This is far too long coming, but @NYS_DASNY & the NYCHA Fed Monitor approved @NYCHA’s use of $450 million we included in prior-year State budgets to replace 165 elevators & 108 boilers, including 6 boilers at @SmithHouses. Now let’s also release the $100 million we added in June. pic.twitter.com/kE1qRjpBBa
— NYS Senator Brian Kavanagh 卡范納 (@BrianKavanaghNY) November 7, 2019
“We will be working with our New York State partners and the Federal Monitor to develop a plan for this additional funding,” said Chief Communications Officer Barbara Brancaccio.
The Project List
|Site||Phase I||Type||Number of elevators or boilers||Projected Budget||Project Start Date||Anticipated Construction End Date|
|830 Amsterdam||I||Boilers||2||$4,452,000||October, 2019||December, 2022|
|Berry||I||Boilers||3||$6,678,000||October, 2019||December, 2022|
|Eastchester||I||Boilers||4||$8,904,000||October, 2019||December, 2022|
|Jackson||I||Boilers||4||$6,466,000||October, 2019||December, 2022|
|Marboro||I||Boilers||6||$13,356,000||October, 2019||December, 2022|
|Pink||I||Boilers||6||$12,190,000||October, 2019||December, 2022|
|Tilden||I||Boilers||4||$6,380,256||October, 2019||December, 2022|
|Ocean Hill Apartments||I||Boilers||2||$7,380,063||October, 2019||December, 2022|
|Marble Hill||I||Boilers||6||$13,737,600||October, 2019||December, 2022|
|Atlantic Terminal||I||Elevators||3||$1,855,000||October, 2019||August, 2022|
|Carey Gardens||I||Elevators||9||$3,498,000||October, 2019||July, 2022|
|Coney Island (4&5)||I||Elevators||6||$2,226,000||October, 2019||February, 2022|
|Coney Island (1B)||I||Elevators||3||$1,908,000||October, 2019||July, 2022|
|High Bridge Gardens||I||Elevators||12||$12,720,000||October, 2019||February, 2022|
|Butler||I||Elevators||18||$14,400,000||October, 2019||August, 2022|
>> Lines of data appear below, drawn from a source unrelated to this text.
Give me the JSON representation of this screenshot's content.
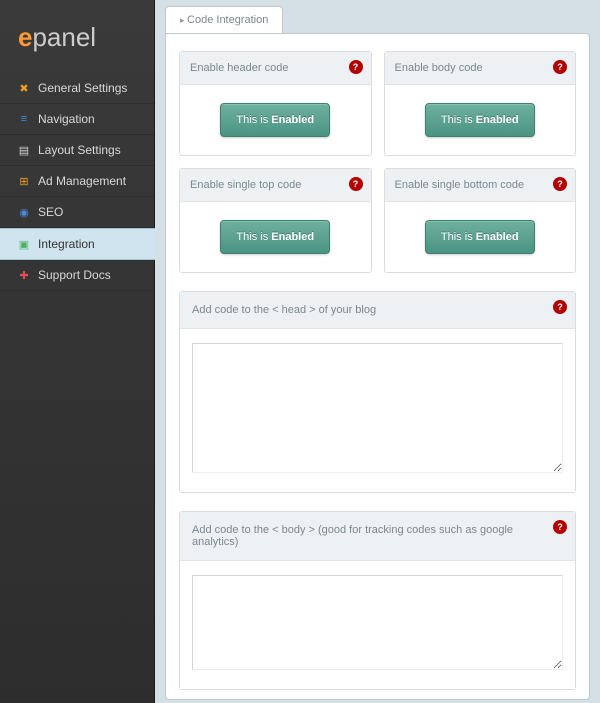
{
  "logo": {
    "prefix": "e",
    "rest": "panel"
  },
  "sidebar": {
    "items": [
      {
        "label": "General Settings",
        "icon": "✖",
        "color": "#f0a020"
      },
      {
        "label": "Navigation",
        "icon": "≡",
        "color": "#4a88d8"
      },
      {
        "label": "Layout Settings",
        "icon": "▤",
        "color": "#d0d0d0"
      },
      {
        "label": "Ad Management",
        "icon": "⊞",
        "color": "#f0a020"
      },
      {
        "label": "SEO",
        "icon": "◉",
        "color": "#4a88d8"
      },
      {
        "label": "Integration",
        "icon": "▣",
        "color": "#50b060"
      },
      {
        "label": "Support Docs",
        "icon": "✚",
        "color": "#e05050"
      }
    ]
  },
  "tab": {
    "label": "Code Integration"
  },
  "cards": [
    {
      "title": "Enable header code",
      "prefix": "This is ",
      "state": "Enabled"
    },
    {
      "title": "Enable body code",
      "prefix": "This is ",
      "state": "Enabled"
    },
    {
      "title": "Enable single top code",
      "prefix": "This is ",
      "state": "Enabled"
    },
    {
      "title": "Enable single bottom code",
      "prefix": "This is ",
      "state": "Enabled"
    }
  ],
  "sections": [
    {
      "title": "Add code to the < head > of your blog",
      "value": ""
    },
    {
      "title": "Add code to the < body > (good for tracking codes such as google analytics)",
      "value": ""
    }
  ],
  "help": "?"
}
|Mitchel||I||Elevators||20||$11,660,000||October, 2019||December, 2022|
|Queensbridge North||I||Elevators||49||$21,730,000||October, 2019||July, 2022|
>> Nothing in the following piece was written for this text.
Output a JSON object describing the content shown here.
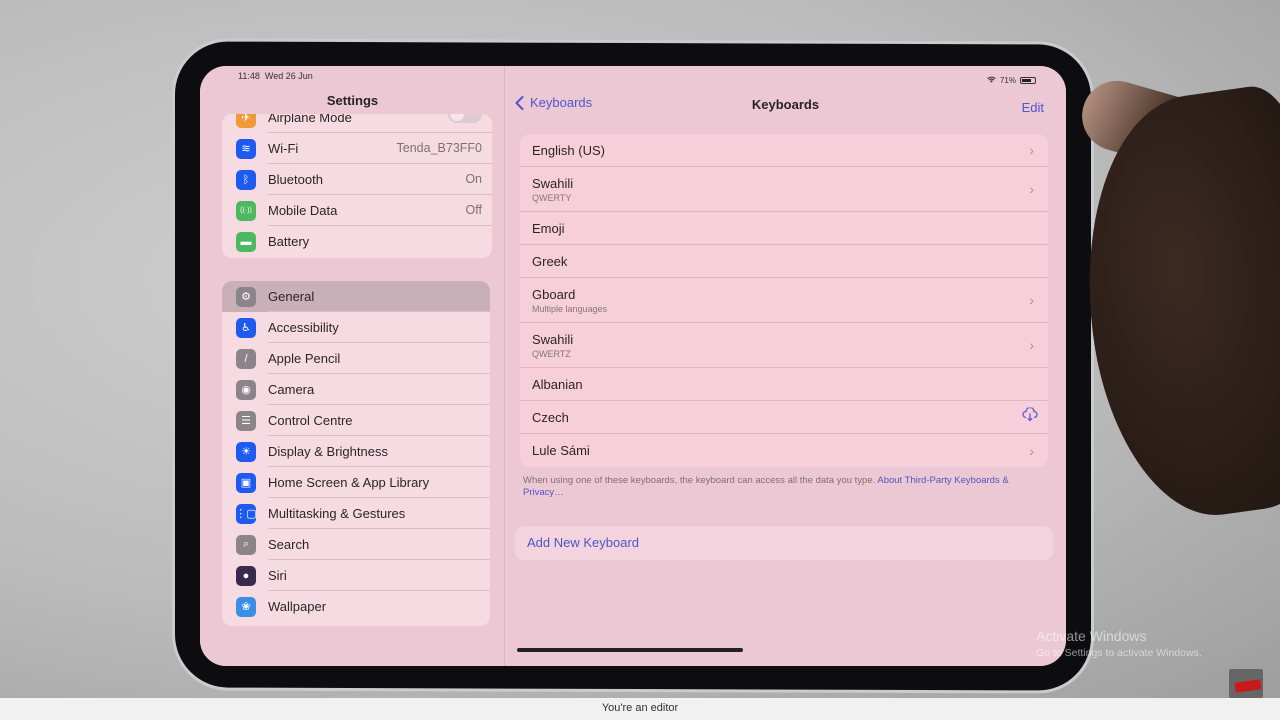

|Richmond Terrace||I||Elevators||12||$12,720,000||October, 2019||January, 2022|
|Unity Plaza||I||Elevators||16||$6,996,000||October, 2019||May, 2022|
|Roosevelt I & II||II||Boilers||4||$9,158,400||TBD||TBD|
|UPACA (Site 5)||II||Boilers||2||$4,579,200||TBD||TBD|
|Van Dyke I & II||II||Boilers||5||$11,448,000||TBD||TBD|